Subscribe To Topics You're Interested In
I've already subscribed
EA Issues Response On YouTube Scandal Involving Battlefield 4, Need For Speed Rivals
[Update: The FTC may be investigating]
This week was full of all sorts of unforeseen surprises. Software corporate giants Microsoft and Electronic Arts have come under full microscopic scrutiny after some unpleasant leaks occurred involving guerrilla (or stealth) marketing to sway opinions by paying off influential YouTubers, while at the same time prohibiting them from making it known that they're promoting products as paid endorsers.
Well, Electronic Arts sent out a response regarding the scandal involving their media program called Ronku, which works with established content creators on YouTube to promote EA's products.
Just a quick history lesson: EA was found out that they were paying YouTubers a minimum of $10 CPM (which is $10 for every thousand video view impressions) for promoting games like FIFA, Madden, Battlefield 4 and Need for Speed: Rivals. That wasn't the bad part, though, the bad part was that according to the content agreement, users were prohibited from making it known they were being paid to endorse EA's products under a certain light. The situation looks especially egregious due to the fact that many of the Battlefield 4 videos – where glitches were prohibited from being displayed – could be labeled as false advertisement and work as further evidence that EA tried keeping investors from knowing about the flaws of the game.
Well, The Verge ran a story about EA's partaking in unlawful advertising that originally went public thanks to Microsoft and Machinima, and the fallout has boiled over into a corporate melting pot of scandalous proportions.
After running the story, The Verge received a response from Electronic Arts about their stance on the situation, with a company representative noting...
"Through EA's Ronku program, some fans are compensated for the YouTube videos they create and share about our games,"... "The program requires that participants comply with FTC guidelines and identify when content is sponsored. User-generated videos are a valuable and unique aspect of how gamers share their experiences playing the games they love, and one that EA supports."
This actually seems like a direct opposite stance of what was issued in the user agreement, which we printed in the original story, where it prohibited participants from disclosing compensation or the stature of releasing content as a paid endorsement.
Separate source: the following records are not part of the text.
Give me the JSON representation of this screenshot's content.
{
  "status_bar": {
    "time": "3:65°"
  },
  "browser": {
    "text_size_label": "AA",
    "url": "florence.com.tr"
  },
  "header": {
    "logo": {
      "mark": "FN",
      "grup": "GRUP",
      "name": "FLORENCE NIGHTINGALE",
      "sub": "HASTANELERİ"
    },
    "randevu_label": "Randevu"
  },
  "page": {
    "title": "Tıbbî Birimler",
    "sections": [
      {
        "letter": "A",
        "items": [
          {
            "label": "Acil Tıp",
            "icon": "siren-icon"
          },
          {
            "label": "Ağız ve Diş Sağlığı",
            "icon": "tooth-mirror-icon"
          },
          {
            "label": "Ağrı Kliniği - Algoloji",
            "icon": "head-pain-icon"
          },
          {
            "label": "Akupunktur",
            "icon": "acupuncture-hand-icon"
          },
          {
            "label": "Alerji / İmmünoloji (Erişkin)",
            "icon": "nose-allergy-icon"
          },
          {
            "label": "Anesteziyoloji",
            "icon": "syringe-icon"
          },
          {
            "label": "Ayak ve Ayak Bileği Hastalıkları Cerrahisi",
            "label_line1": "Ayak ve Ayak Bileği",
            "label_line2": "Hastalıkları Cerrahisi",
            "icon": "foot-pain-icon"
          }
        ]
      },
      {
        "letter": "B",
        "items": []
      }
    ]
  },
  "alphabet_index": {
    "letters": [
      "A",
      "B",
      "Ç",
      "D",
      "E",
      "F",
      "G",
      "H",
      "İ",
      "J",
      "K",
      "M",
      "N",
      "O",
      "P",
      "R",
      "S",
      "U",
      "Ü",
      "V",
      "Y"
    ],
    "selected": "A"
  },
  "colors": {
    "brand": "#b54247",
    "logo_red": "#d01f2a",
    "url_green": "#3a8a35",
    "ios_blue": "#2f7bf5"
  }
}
Read the original quote from the agreement...
"You agree to keep confidential at all times all matters relating to this Agreement and any Assignment including, without limitation, the Details and Compensation listed above."
EA was explicitly asked about this NDA clause by The Verge (woot, real journalism for the win) and the company responded with the following comment...
"We explicitly state in the Terms & Conditions of the program that each video must comply with the FTC's Guidelines concerning Use of Testimonials and Endorsements in Advertising."
That seems to be the complete opposite of the clause stating that “all times all matters” relating to the agreement, the assignment and compensation are to be kept “confidential”. That is a non-disclosure clause and directly works as an antithesis to the FTC's compliance of public disclosure for paid endorsements or compensation.
I guess we're supposed to forget the past, forget what was true and forget facts in the face of PR-spin? Although, if anyone from Ronku still has a complete copy of their user agreement, it could verify whether or not EA is fabricating a new truth.
Remember the number one rule of the top misconceptions about the gaming industry: PR is about protecting a company's resources, no matter how far removed from the truth those statements may be.
Back to top